6. Try cooling the loaf on its side in the pan before releasing it but make sure you use some form of pan release like a baking spray or parchment paper. This allows the weaker matrix to cool and solidify without the weight of the whole loaf to support. Same concept when we hang a pannetone or an angel cake upside down to cool.

Try some of these concepts and see if they are helpful to einkorn. Every grain has different handling techniques for its different characteristics. Find what works best with einkorn and then share it with the rest of us.

sillygolucky's picture
sillygolucky

I definitely agree that it needs more time to absorb the liquids. I have been increasing my first proofings and it seems to be helping :)

From what I have read so far, einkorn has a very weak gluten structure.  Therefore kneading CAN be detrimental!  I'm guessing it's going to take some trial and error to find the balance for kneading--if it needs any at all! 

You are right about the proofing.  It proofs quickly!  After the first loaf I was very careful and since then the other loaves I've made have not sunk, but I still feel like they could puff up some more.  Maybe part of it is that I am using home-milled whole-einkorn flour, too, which is going to produce a heartier/denser loaf anyway.

I would prefer to not add xanthan gum or psyillium.  I have baked gluten-free from scratch quite a bit so I am familiar with the benefits!

I haven't tried the tang zhong but I am still considering it.  Once I get a few dozen loaves under my belt, if it's still too crumbly, I'll try it.

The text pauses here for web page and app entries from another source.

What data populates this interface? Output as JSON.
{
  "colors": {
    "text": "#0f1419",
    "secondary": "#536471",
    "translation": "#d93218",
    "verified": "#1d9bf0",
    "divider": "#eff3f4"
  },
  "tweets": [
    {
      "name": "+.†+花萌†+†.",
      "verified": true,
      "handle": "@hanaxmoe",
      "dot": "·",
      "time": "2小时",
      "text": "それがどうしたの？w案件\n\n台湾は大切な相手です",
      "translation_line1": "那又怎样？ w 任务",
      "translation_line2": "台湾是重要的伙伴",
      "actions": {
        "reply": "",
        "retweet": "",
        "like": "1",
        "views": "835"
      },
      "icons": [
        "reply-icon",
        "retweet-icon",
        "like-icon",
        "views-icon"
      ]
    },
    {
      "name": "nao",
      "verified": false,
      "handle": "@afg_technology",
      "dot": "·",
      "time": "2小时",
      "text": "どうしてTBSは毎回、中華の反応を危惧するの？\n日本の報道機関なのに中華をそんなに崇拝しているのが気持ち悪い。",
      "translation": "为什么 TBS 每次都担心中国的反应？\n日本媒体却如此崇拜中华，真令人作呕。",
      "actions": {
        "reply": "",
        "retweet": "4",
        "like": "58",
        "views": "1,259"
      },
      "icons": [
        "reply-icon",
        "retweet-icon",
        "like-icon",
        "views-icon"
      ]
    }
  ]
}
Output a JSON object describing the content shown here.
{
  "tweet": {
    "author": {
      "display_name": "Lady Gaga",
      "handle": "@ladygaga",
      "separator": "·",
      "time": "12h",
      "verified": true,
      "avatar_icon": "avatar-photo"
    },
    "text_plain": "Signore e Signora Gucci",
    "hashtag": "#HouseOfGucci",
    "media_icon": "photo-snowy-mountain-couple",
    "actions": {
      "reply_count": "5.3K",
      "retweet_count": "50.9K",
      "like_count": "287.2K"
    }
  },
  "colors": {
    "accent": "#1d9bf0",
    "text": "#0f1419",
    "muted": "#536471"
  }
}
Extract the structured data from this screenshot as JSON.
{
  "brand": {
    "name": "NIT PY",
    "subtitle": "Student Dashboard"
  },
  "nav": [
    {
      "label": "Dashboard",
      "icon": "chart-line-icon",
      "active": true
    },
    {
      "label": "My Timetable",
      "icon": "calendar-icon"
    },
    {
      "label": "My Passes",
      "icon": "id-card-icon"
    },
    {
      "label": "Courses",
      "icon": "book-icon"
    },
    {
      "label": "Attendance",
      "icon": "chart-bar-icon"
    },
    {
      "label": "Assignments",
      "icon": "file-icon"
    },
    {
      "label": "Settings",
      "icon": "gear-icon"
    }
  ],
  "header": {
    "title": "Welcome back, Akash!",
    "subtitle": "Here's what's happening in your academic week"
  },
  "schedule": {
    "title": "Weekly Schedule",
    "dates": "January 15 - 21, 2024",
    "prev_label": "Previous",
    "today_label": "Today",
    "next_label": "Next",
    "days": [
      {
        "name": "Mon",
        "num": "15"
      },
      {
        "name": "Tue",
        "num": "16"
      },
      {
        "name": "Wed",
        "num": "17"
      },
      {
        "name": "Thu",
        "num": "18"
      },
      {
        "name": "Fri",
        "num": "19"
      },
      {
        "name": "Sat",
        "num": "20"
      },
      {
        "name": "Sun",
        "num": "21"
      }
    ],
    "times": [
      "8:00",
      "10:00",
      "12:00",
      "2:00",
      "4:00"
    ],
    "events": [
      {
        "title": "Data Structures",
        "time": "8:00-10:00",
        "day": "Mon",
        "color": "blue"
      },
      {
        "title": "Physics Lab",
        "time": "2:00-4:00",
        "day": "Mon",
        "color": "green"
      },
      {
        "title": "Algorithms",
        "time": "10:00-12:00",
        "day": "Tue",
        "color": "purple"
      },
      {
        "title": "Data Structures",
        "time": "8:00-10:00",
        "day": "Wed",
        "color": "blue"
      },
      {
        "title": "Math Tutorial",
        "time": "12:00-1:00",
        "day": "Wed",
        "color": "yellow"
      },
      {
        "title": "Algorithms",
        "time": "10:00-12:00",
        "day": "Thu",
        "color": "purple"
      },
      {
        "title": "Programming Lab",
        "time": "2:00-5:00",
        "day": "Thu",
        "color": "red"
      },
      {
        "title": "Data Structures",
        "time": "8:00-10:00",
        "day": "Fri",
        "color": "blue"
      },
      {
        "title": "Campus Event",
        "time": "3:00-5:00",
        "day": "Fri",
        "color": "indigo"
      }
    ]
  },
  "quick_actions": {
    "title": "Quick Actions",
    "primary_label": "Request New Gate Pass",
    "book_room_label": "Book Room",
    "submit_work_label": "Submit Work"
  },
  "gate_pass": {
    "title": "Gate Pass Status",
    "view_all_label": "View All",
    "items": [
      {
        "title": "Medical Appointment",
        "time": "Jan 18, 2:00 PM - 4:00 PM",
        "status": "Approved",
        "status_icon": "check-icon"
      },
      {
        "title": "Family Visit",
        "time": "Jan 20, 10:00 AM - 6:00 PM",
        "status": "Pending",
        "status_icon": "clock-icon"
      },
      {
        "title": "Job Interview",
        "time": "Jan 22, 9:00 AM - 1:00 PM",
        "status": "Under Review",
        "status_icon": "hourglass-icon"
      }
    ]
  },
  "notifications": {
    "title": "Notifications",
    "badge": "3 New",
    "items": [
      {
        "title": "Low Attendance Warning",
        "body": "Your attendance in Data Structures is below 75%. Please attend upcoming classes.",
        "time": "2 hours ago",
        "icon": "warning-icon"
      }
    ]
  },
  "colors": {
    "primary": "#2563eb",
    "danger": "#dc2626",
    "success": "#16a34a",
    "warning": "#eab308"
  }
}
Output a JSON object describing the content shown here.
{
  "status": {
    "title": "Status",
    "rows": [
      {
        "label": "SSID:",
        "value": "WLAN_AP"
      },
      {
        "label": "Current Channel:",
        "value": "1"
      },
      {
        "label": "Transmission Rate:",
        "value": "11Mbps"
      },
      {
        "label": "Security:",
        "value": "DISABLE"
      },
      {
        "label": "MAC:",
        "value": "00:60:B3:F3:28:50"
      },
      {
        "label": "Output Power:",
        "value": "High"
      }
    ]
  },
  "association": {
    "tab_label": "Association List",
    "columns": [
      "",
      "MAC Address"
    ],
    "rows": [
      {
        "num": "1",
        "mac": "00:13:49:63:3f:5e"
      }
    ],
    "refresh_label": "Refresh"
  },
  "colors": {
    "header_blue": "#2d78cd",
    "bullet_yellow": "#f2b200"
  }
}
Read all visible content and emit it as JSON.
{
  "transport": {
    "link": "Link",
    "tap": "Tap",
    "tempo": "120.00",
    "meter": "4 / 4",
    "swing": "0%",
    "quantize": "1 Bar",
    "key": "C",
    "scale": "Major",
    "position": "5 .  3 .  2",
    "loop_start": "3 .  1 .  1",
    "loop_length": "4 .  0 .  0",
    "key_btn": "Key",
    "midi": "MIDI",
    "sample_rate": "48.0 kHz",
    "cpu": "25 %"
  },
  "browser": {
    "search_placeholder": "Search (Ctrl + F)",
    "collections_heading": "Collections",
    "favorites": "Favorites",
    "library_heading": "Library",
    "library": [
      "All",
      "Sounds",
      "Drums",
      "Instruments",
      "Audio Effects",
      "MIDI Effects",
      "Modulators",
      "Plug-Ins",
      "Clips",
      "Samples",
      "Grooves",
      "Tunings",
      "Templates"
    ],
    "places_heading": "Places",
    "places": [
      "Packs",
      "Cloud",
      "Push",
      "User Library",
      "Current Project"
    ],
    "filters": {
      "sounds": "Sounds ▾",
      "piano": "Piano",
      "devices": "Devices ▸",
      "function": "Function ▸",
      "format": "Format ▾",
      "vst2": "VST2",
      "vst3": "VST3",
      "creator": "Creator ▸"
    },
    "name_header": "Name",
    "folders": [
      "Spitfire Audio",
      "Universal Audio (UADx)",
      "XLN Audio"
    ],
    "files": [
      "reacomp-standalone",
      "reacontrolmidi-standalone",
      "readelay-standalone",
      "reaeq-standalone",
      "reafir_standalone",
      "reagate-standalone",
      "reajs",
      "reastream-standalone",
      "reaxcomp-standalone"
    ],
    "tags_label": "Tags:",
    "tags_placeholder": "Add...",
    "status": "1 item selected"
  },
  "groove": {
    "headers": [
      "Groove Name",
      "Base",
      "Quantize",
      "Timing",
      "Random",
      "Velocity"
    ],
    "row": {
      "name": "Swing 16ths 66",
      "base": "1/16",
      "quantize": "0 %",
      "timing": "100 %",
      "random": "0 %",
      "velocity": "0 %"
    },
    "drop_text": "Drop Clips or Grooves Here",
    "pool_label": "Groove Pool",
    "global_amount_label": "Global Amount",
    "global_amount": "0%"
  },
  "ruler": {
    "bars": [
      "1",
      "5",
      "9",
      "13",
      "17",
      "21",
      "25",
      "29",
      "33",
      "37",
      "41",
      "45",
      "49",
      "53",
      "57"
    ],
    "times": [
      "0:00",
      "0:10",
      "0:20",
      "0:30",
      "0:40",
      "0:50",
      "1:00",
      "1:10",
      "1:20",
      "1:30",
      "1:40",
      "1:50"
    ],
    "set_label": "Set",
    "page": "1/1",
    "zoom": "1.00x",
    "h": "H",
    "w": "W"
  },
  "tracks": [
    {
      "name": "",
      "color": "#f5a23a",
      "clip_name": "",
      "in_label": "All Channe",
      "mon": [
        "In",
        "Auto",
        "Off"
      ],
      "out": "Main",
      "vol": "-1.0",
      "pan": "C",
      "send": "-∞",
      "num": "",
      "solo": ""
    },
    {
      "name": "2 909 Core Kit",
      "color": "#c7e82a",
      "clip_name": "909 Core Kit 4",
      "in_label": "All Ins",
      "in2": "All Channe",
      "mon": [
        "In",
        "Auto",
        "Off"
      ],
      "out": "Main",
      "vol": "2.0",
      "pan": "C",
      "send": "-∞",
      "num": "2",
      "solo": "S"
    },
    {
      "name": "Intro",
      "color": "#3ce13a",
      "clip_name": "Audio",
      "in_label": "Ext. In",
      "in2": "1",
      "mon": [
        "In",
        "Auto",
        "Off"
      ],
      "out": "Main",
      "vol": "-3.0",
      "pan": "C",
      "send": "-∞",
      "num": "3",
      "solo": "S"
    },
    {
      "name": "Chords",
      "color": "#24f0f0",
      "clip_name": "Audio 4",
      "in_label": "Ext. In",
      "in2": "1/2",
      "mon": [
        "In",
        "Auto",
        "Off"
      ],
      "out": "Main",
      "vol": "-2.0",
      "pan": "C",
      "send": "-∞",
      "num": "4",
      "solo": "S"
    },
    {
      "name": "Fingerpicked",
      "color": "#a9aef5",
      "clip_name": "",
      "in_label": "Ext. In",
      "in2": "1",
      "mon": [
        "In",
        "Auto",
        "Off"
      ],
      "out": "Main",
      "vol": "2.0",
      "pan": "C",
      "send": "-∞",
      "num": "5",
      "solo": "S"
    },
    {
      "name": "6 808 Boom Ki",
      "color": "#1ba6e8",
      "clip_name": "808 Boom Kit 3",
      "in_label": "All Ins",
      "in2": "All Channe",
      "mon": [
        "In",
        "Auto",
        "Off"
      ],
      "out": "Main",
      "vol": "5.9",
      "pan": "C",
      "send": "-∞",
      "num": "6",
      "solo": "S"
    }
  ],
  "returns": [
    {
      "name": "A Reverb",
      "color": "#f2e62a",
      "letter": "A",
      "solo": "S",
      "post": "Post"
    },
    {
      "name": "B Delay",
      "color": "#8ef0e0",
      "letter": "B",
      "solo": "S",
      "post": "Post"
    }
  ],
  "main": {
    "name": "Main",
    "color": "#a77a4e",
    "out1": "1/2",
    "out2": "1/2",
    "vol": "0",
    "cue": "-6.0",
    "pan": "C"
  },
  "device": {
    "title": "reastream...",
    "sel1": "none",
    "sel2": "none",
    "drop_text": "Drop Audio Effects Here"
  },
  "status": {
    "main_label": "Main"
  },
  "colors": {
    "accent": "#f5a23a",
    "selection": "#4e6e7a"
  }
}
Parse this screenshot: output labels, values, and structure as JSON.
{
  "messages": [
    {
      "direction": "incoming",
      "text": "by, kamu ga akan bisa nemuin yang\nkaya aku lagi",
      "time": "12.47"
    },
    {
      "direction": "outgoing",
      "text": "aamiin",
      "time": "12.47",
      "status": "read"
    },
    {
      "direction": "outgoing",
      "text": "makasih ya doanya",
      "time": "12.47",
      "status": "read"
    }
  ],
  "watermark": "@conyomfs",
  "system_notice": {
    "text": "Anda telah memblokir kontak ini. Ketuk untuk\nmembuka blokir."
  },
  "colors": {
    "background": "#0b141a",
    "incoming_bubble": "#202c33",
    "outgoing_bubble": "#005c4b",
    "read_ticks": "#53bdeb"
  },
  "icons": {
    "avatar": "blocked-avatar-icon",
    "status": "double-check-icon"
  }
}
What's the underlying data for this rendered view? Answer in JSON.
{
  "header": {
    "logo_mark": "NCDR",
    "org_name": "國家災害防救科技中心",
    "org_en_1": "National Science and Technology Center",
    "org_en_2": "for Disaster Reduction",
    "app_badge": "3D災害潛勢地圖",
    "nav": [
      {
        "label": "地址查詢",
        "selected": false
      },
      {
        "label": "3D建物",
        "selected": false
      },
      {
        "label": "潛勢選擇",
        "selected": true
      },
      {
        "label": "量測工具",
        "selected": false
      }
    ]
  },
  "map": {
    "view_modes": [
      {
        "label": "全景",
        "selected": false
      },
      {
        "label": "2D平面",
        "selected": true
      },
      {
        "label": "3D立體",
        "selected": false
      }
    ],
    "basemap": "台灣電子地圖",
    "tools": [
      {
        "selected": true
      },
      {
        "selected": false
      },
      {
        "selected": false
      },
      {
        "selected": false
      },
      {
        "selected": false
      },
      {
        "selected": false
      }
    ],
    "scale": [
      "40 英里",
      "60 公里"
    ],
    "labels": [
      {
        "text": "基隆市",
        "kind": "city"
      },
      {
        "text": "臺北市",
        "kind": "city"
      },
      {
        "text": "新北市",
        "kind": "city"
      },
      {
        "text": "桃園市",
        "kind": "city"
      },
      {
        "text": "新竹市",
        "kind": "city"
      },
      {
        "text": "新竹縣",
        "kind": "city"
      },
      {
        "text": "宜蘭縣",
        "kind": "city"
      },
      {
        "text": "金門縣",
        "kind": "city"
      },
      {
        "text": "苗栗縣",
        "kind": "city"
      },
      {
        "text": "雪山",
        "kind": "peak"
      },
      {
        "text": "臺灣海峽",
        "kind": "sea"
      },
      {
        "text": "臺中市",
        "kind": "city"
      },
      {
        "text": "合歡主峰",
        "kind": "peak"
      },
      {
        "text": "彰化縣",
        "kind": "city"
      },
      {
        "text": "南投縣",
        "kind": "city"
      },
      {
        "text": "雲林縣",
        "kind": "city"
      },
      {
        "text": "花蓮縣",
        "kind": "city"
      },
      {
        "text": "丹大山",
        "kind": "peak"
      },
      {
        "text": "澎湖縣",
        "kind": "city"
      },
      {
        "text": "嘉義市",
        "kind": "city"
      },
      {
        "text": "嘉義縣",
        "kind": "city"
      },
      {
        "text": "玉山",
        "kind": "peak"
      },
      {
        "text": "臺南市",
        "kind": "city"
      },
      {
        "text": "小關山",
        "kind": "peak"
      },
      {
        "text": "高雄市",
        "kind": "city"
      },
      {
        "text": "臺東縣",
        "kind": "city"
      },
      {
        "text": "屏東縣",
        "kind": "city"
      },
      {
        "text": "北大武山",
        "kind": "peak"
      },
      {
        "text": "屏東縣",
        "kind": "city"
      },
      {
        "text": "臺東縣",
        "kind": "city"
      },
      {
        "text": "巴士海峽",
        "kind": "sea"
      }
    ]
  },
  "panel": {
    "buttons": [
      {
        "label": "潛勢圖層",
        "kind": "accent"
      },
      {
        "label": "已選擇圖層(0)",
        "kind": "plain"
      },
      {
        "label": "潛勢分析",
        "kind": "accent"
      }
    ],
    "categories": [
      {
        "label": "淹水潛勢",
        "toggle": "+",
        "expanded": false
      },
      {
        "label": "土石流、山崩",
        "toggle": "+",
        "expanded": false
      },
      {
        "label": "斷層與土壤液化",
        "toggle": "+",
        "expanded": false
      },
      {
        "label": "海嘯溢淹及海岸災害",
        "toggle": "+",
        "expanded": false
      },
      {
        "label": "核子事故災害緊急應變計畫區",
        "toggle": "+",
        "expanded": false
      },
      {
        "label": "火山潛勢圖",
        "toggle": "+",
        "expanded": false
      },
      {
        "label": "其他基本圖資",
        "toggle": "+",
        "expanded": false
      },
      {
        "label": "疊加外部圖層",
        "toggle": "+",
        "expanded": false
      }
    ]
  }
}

Great idea for the cooling!  However, my loaf comes right out of the pan!!  I do grease it, which helps, but I use this one (http://smile.amazon.com/gp/product/B0029JQEIC?psc=1&redirect=true&ref_=oh_aui_detailpage_o08_s00) which is pretty much non-stick anyway.

THANK YOU for your lengthy reply!! You've been super helpful, and I will continue to share my adventures :)  We all learn from each other, that's for sure :D

Mini Oven's picture
Mini Oven

and using a well greased muffin pan to make rolls for sandwiches instead of sliced bread.  Holds onto sliced cucumber very well.

Do let it proof and then spoon into the pan holes filling about half full.

Might want to try less yeast too.

sillygolucky's picture
sillygolucky

Ooooh, never thought of using a muffin tin for perfectly round buns. (Ha, that made me giggle. lol.)  GREAT tip. Thanks!!  And my loaf #3 where I upped the hydration definitely was less crumbly, but I still think it could use even more water.

 

 

 

BobBoule's picture
BobBoule

this post on Einkorn until just now. I have been using Einkorn exclusively for two years now, and its definitely a handful. I've always experienced it as a sticky, hard to handle mess. I use Jovial's flour exclusively. Do try upping the hydration. I usually bake at 68% hydration but have gone as high as 85%. The salt is necessary for flavor and to control the yeast from overpopulating the dough, it does not brown the bread at all.

Sugars like maple syrup brown the bread and they also make the yeast grow like crazy, I do not use any sugars at all and my bread come out just fine.

Try increasing the salt to 1 teaspoon (and get an accurate scale, weighing everything really works out best for you in the long run). If the sugar is making the yeast grow too quickly and to too big a colony, then more salt will help control that overgrowth.

I found my loaves to come our better when baking at higher temperatures. This gives me a better rise since Einkorn has such a weak protein structure. I don't knead at all. Ever. It never helped me in any way to knead it, the Einkorn dough simply loses its shape a minute or two after kneading so it seems to be useless (so far).

I do like to allow my dough to ferment overnight, it develops more flavor and rises nicely in the oven that way. This might solve the crumbling issue (as well as the increased hydration). I have no need to add sugars (syrup) for flavor and Einkorn has so much Beta Carotene that it comes out with its own nature color, it snot quite orange but it doesn't look like where bread either. (I'm assuming that this author was adding the syrup to color the loaf.)

Keep experimenting, its worth it.